* [Required work] From the first line to the last, reproduce the records exactly as they appear below.

* [Recorded data]
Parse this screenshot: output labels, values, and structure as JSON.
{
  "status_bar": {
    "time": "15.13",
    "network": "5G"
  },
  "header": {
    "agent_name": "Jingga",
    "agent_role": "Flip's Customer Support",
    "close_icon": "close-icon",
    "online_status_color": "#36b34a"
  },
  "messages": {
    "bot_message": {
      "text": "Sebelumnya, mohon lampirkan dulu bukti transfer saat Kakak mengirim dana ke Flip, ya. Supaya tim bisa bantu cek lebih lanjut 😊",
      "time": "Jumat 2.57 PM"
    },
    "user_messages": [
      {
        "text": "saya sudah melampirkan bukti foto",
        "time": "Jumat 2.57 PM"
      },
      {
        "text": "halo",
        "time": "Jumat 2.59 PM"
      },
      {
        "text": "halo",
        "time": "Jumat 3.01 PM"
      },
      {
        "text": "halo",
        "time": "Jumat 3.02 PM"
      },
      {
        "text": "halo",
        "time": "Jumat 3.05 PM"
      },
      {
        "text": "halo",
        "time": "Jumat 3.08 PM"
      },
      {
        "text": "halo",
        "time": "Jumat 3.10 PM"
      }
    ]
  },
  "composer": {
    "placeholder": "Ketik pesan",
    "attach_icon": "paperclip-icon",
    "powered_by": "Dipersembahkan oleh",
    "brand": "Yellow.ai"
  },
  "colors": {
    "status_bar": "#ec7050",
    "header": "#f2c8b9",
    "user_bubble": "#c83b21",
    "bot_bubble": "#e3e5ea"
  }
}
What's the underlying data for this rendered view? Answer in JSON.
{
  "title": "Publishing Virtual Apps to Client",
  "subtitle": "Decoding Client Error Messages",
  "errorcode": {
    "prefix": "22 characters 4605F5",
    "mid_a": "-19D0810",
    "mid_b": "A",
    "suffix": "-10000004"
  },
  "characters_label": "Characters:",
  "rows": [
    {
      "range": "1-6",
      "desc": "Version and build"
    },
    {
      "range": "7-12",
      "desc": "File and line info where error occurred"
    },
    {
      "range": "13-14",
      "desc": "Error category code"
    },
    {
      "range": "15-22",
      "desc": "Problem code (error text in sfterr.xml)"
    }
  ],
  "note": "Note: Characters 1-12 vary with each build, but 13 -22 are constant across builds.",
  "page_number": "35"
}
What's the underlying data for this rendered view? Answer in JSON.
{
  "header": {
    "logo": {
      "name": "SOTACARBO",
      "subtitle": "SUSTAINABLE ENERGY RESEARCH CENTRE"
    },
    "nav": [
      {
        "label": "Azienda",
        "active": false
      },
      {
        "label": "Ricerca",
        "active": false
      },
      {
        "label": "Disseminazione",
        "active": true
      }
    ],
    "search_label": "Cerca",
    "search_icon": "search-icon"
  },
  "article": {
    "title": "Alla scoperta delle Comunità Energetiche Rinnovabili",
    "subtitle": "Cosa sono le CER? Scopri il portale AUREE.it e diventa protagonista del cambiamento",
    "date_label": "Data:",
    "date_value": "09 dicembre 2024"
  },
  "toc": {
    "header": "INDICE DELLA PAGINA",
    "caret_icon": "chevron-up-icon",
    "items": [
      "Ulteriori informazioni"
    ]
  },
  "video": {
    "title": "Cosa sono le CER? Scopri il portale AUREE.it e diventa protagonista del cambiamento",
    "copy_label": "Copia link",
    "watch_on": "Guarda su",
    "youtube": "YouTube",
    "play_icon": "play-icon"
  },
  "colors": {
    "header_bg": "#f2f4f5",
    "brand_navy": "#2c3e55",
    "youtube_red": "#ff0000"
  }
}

* [Solved exercise]
Parse this screenshot: output labels, values, and structure as JSON.
{
  "status_bar": {
    "time": "15.13",
    "network": "5G"
  },
  "header": {
    "agent_name": "Jingga",
    "agent_role": "Flip's Customer Support",
    "close_icon": "close-icon",
    "online_status_color": "#36b34a"
  },
  "messages": {
    "bot_message": {
      "text": "Sebelumnya, mohon lampirkan dulu bukti transfer saat Kakak mengirim dana ke Flip, ya. Supaya tim bisa bantu cek lebih lanjut 😊",
      "time": "Jumat 2.57 PM"
    },
    "user_messages": [
      {
        "text": "saya sudah melampirkan bukti foto",
        "time": "Jumat 2.57 PM"
      },
      {
        "text": "halo",
        "time": "Jumat 2.59 PM"
      },
      {
        "text": "halo",
        "time": "Jumat 3.01 PM"
      },
      {
        "text": "halo",
        "time": "Jumat 3.02 PM"
      },
      {
        "text": "halo",
        "time": "Jumat 3.05 PM"
      },
      {
        "text": "halo",
        "time": "Jumat 3.08 PM"
      },
      {
        "text": "halo",
        "time": "Jumat 3.10 PM"
      }
    ]
  },
  "composer": {
    "placeholder": "Ketik pesan",
    "attach_icon": "paperclip-icon",
    "powered_by": "Dipersembahkan oleh",
    "brand": "Yellow.ai"
  },
  "colors": {
    "status_bar": "#ec7050",
    "header": "#f2c8b9",
    "user_bubble": "#c83b21",
    "bot_bubble": "#e3e5ea"
  }
}
What's the underlying data for this rendered view? Answer in JSON.
{
  "title": "Publishing Virtual Apps to Client",
  "subtitle": "Decoding Client Error Messages",
  "errorcode": {
    "prefix": "22 characters 4605F5",
    "mid_a": "-19D0810",
    "mid_b": "A",
    "suffix": "-10000004"
  },
  "characters_label": "Characters:",
  "rows": [
    {
      "range": "1-6",
      "desc": "Version and build"
    },
    {
      "range": "7-12",
      "desc": "File and line info where error occurred"
    },
    {
      "range": "13-14",
      "desc": "Error category code"
    },
    {
      "range": "15-22",
      "desc": "Problem code (error text in sfterr.xml)"
    }
  ],
  "note": "Note: Characters 1-12 vary with each build, but 13 -22 are constant across builds.",
  "page_number": "35"
}
What's the underlying data for this rendered view? Answer in JSON.
{
  "header": {
    "logo": {
      "name": "SOTACARBO",
      "subtitle": "SUSTAINABLE ENERGY RESEARCH CENTRE"
    },
    "nav": [
      {
        "label": "Azienda",
        "active": false
      },
      {
        "label": "Ricerca",
        "active": false
      },
      {
        "label": "Disseminazione",
        "active": true
      }
    ],
    "search_label": "Cerca",
    "search_icon": "search-icon"
  },
  "article": {
    "title": "Alla scoperta delle Comunità Energetiche Rinnovabili",
    "subtitle": "Cosa sono le CER? Scopri il portale AUREE.it e diventa protagonista del cambiamento",
    "date_label": "Data:",
    "date_value": "09 dicembre 2024"
  },
  "toc": {
    "header": "INDICE DELLA PAGINA",
    "caret_icon": "chevron-up-icon",
    "items": [
      "Ulteriori informazioni"
    ]
  },
  "video": {
    "title": "Cosa sono le CER? Scopri il portale AUREE.it e diventa protagonista del cambiamento",
    "copy_label": "Copia link",
    "watch_on": "Guarda su",
    "youtube": "YouTube",
    "play_icon": "play-icon"
  },
  "colors": {
    "header_bg": "#f2f4f5",
    "brand_navy": "#2c3e55",
    "youtube_red": "#ff0000"
  }
}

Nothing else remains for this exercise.